- _RECORDED INFORMATION_:
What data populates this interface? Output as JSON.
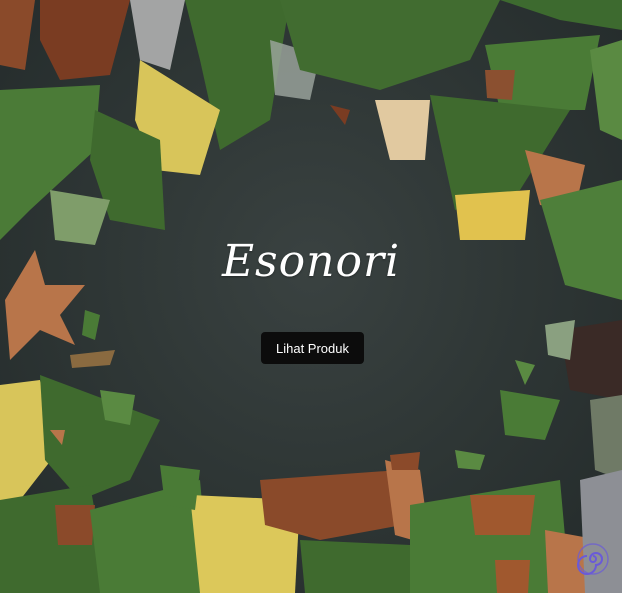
{
  "hero": {
    "brand_name": "Esonori",
    "cta_label": "Lihat Produk",
    "background_image": "flat lay of evergreen sprigs, autumn maple leaves, pine cones and dried flowers framing a dark slate surface"
  },
  "badge": {
    "icon": "spiral-logo-icon",
    "color": "#6a5ad8"
  },
  "colors": {
    "background": "#2f3736",
    "text": "#ffffff",
    "button_bg": "#0c0c0c",
    "foliage_green": "#4e7a3a",
    "foliage_gold": "#d7c45c",
    "leaf_copper": "#b8754a"
  }
}
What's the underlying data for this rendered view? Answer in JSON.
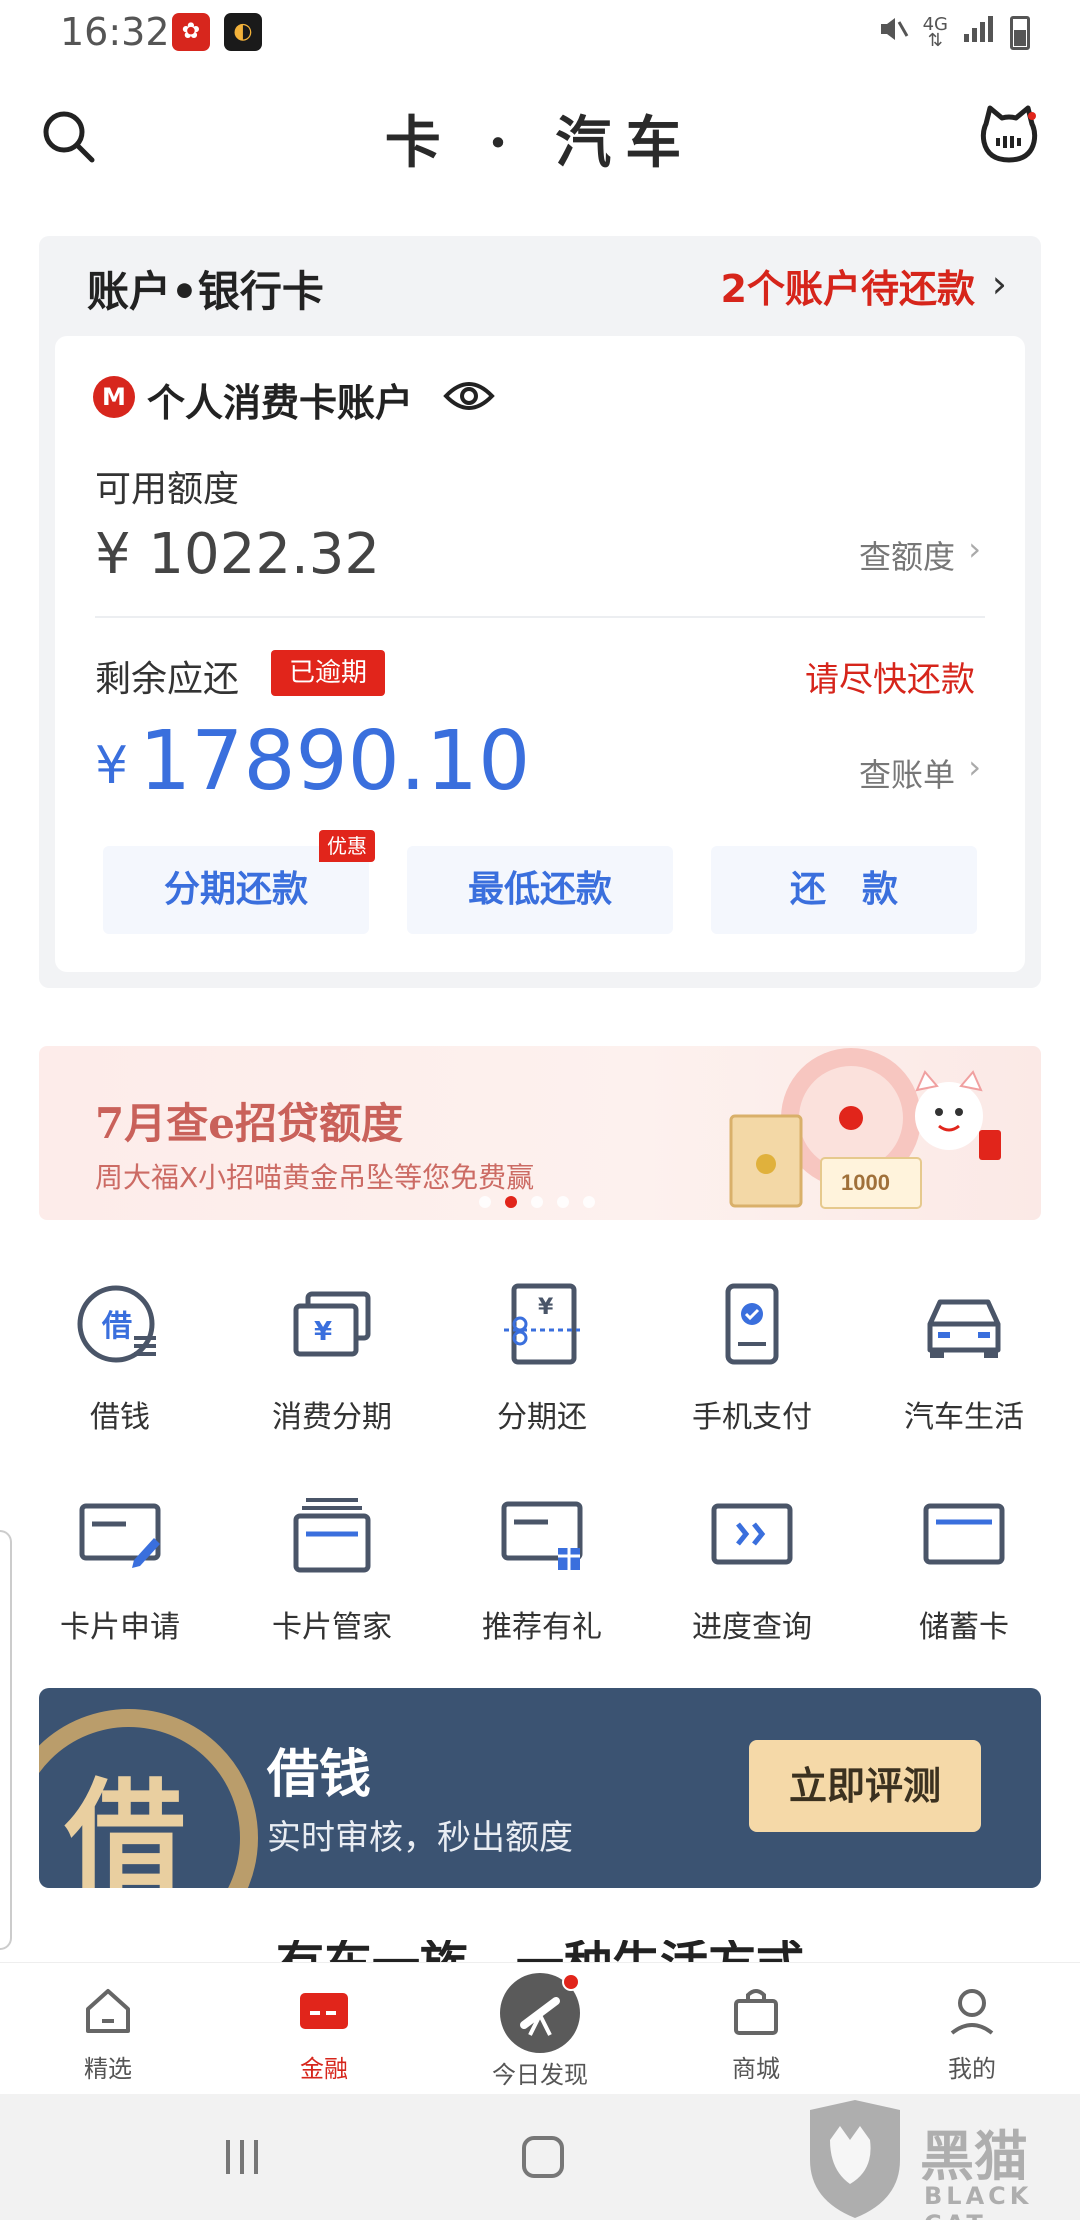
{
  "status_bar": {
    "time": "16:32",
    "network": "4G",
    "app_icons": [
      "bank-app-icon",
      "game-app-icon"
    ],
    "system_icons": [
      "mute-vibrate-icon",
      "signal-icon",
      "battery-icon"
    ]
  },
  "nav": {
    "title": "卡 · 汽车",
    "left_icon": "search-icon",
    "right_icon": "cat-assistant-icon"
  },
  "account": {
    "header_label": "账户•银行卡",
    "header_due": "2个账户待还款",
    "account_name": "个人消费卡账户",
    "bank_logo": "M",
    "available_label": "可用额度",
    "available_amount": "¥ 1022.32",
    "check_quota": "查额度",
    "remaining_label": "剩余应还",
    "overdue_badge": "已逾期",
    "urge_text": "请尽快还款",
    "remaining_currency": "¥",
    "remaining_amount": "17890.10",
    "check_bill": "查账单",
    "actions": [
      {
        "label": "分期还款",
        "tag": "优惠"
      },
      {
        "label": "最低还款"
      },
      {
        "label": "还　款"
      }
    ]
  },
  "banner": {
    "title": "7月查e招贷额度",
    "subtitle": "周大福X小招喵黄金吊坠等您免费赢",
    "coupon_text": "1000",
    "dots_total": 5,
    "dots_active_index": 1
  },
  "services": [
    {
      "label": "借钱",
      "icon": "loan-icon"
    },
    {
      "label": "消费分期",
      "icon": "installment-card-icon"
    },
    {
      "label": "分期还",
      "icon": "split-repay-icon"
    },
    {
      "label": "手机支付",
      "icon": "phone-pay-icon"
    },
    {
      "label": "汽车生活",
      "icon": "car-icon"
    },
    {
      "label": "卡片申请",
      "icon": "card-apply-icon"
    },
    {
      "label": "卡片管家",
      "icon": "card-manager-icon"
    },
    {
      "label": "推荐有礼",
      "icon": "referral-gift-icon"
    },
    {
      "label": "进度查询",
      "icon": "progress-query-icon"
    },
    {
      "label": "储蓄卡",
      "icon": "debit-card-icon"
    }
  ],
  "loan_banner": {
    "seal_char": "借",
    "title": "借钱",
    "subtitle": "实时审核，秒出额度",
    "button": "立即评测"
  },
  "peek_text": "有车一族，一种生活方式",
  "tabbar": [
    {
      "label": "精选",
      "icon": "home-icon"
    },
    {
      "label": "金融",
      "icon": "finance-card-icon",
      "active": true
    },
    {
      "label": "今日发现",
      "icon": "telescope-icon"
    },
    {
      "label": "商城",
      "icon": "shopping-bag-icon"
    },
    {
      "label": "我的",
      "icon": "profile-icon"
    }
  ],
  "watermark": {
    "text": "黑猫",
    "sub": "BLACK CAT"
  },
  "colors": {
    "accent_red": "#d6251b",
    "accent_blue": "#3a6fdd",
    "loan_banner_bg": "#3b5372",
    "loan_button_bg": "#f5d9a8"
  }
}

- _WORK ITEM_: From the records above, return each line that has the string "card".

- _ANSWER FOR THIS EXERCISE_:
      "icon": "installment-card-icon"
      "icon": "card-apply-icon"
      "icon": "card-manager-icon"
      "icon": "debit-card-icon"
      "icon": "finance-card-icon",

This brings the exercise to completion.